I think I am doing a reasonable job taking care of my binoculars. That said, I'd like to tap into the vast body of knowledge and experience of this forum's members, so I am sharing what I am doing and would like to hear your feedback and suggestions.
My binoculars, when not in use, are stored away in moisture-proof boxes. One of the boxes already has a built-in dehumidifier but I've put some desiccant packs in there anyway for extra protection against moisture.
When stored away, my binos are never in their original cases. In fact, I don't use any of the original cases other than when taking some of my binoculars with me on short trips. When walking around town, I simply put my binos in a small shoulder bag. (It's a Manfrotto camera bag that doesn't look like a camera bag, and that holds a special appeal for me.)
My Canon 15x50 IS is always stored horizontally. (I've read a tip on CN that storing Canon IS binos horizontally can help keep the IS artifacts at bay. I am sure there's at the very least some truth to this as the tip comes from a very experienced CN member whose opinions and tips I highly respect and have greatly benefitted from. In any case, with the moisture-proof boxes that I have, it's way easier to store my Canon horizontally than to do so vertically, so there's no room for any debate here )
To prevent battery leakage in my Canon IS bino, I take the batteries out of the Canon every few days to recharge them using a Panasonic battery charger. (I have a 4-pack Panasonic Eneloop Pro and these Eneloop batteries work great with my Canon IS.)
2. UV-C sterilization:
My used Canon 15x50 IS arrived a couple of months ago in very good condition other than a small mold somewhere inside one of the eyepieces. This doesn't seem to impact the view in any way, but I've bought a UV-C sterilizer and put the Canon in there for a 20-30 min UV-C treatment every week to make sure that the mold does not spread. In addition, I've given the Canon the sunlight treatment multiple times to be doubly-sure that the mold is well and truly dead.
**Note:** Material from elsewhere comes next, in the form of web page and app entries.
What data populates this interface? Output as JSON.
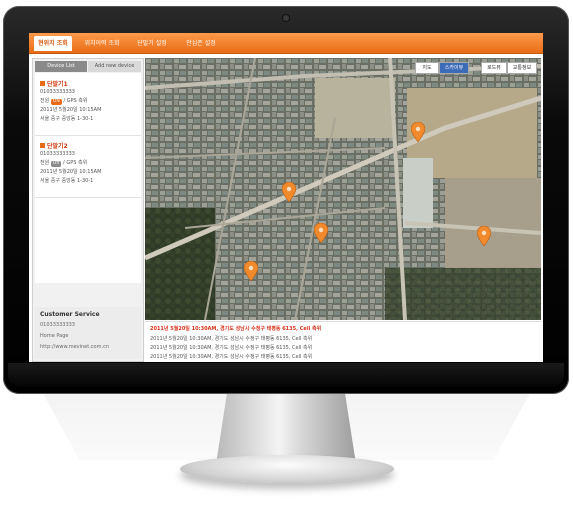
{
  "header": {
    "tabs": [
      {
        "label": "현위치 조회",
        "active": true
      },
      {
        "label": "위치이력 조회",
        "active": false
      },
      {
        "label": "단말기 설정",
        "active": false
      },
      {
        "label": "안심존 설정",
        "active": false
      }
    ]
  },
  "sidebar": {
    "tabs": [
      {
        "label": "Device List",
        "active": true
      },
      {
        "label": "Add new device",
        "active": false
      }
    ],
    "devices": [
      {
        "name": "단말기1",
        "phone": "01033333333",
        "status_prefix": "전원",
        "status_badge": "ON",
        "status_suffix": "/ GPS 측위",
        "time": "2011년 5월20일 10:15AM",
        "address": "서울 중구 중앙동 1-30-1"
      },
      {
        "name": "단말기2",
        "phone": "01033333333",
        "status_prefix": "전원",
        "status_badge": "Off",
        "status_suffix": "/ GPS 측위",
        "time": "2011년 5월20일 10:15AM",
        "address": "서울 중구 중앙동 1-30-1"
      }
    ],
    "customer_service": {
      "title": "Customer Service",
      "phone": "01033333333",
      "homepage_label": "Home Page",
      "url": "http://www.mevinet.com.cn"
    }
  },
  "map": {
    "type_buttons": [
      {
        "label": "지도",
        "active": false
      },
      {
        "label": "스카이뷰",
        "active": true
      },
      {
        "label": "로드뷰",
        "active": false
      },
      {
        "label": "교통정보",
        "active": false
      }
    ],
    "pin_color": "#f08a2c"
  },
  "log": {
    "lines": [
      "2011년 5월20일 10:30AM, 경기도 성남시 수정구 태평동 6135, Cell 측위",
      "2011년 5월20일 10:30AM, 경기도 성남시 수정구 태평동 6135, Cell 측위",
      "2011년 5월20일 10:30AM, 경기도 성남시 수정구 태평동 6135, Cell 측위",
      "2011년 5월20일 10:30AM, 경기도 성남시 수정구 태평동 6135, Cell 측위"
    ]
  },
  "colors": {
    "accent": "#ee7a22",
    "alert_text": "#d8331a"
  }
}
I've also given my other binos the same UV-C treatment for good measure.
3. Cooling down binoculars before use:
I've noticed that with my low-powered binos, which are in the 30mm and 40mm aperture classes, there's hardly any need to cool them down before use. Just take them out of their moisture-proof boxes and they seem to be instantly ready for action.
The same appears to hold true for my 50mm aperture class binos, though I've learned to give them some 5 minutes to acclimatize first, for best results.
I give my Nikon 18x70 some 10 mins before first use. The cool down period for my 82mm Kowa is a bit longer, at 30 mins or so.
I've heard that when cooling down binos, it's not necessary to take the objective/eyepiece covers off. The optics are better protected that way.
What I typically do in an observing session is to use my lower-powered, smaller-objective binos first to get macro views of the night sky. By the time I am ready for close-up studies, the bigger binos are about ready.
4. Packing up after use:
I never keep my optics outside over night, leaving them exposed to the elements. They always go back in their respective moisture-proof boxes after use each night.
5. Optics cleaning:
I've made some costly mistakes when cleaning my optics. I used to clean my optics obsessively after pretty much each session, introducing cleaning marks to some of my prized optics.
The optics cleaning procedure that I go by nowadays is the one nicely written up at:
What I haven't yet figured out is when and how often to do the cleaning. Should that be once a week, e.g. every Sun morning?
Do you do any cleaning at all after using your binoculars before packing them up for the night?
Would love to hear from you all. Thank you.